#### Required work
Note how many lines of the material that follows include the string "locale", and state only that number.

#### Data to use
====

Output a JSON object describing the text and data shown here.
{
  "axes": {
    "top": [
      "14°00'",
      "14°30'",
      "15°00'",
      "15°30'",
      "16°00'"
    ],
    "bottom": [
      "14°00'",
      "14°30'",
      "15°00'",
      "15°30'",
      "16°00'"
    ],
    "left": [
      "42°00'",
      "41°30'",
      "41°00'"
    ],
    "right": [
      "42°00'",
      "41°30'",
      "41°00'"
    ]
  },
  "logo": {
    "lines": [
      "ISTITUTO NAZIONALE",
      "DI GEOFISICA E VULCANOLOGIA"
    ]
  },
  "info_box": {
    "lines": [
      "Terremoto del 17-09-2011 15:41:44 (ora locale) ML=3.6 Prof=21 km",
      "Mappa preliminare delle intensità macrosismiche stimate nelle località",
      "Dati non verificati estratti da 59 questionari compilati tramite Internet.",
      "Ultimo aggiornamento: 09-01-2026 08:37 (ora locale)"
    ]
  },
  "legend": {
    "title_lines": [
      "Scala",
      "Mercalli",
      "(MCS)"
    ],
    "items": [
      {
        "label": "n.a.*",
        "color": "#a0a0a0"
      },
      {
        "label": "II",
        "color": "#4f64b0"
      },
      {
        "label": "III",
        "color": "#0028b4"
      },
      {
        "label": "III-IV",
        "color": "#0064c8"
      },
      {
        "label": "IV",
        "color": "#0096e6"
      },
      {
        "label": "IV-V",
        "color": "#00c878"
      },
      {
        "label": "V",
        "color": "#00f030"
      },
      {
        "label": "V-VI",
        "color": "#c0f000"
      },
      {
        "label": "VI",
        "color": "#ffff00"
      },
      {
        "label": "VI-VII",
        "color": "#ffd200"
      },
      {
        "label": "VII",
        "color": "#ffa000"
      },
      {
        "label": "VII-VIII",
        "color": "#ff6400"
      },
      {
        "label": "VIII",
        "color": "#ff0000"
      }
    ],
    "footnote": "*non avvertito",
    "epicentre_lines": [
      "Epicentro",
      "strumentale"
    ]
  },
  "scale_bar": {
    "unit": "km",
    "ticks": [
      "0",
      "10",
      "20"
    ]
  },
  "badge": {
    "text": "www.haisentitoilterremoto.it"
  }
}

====

#### Written answer
2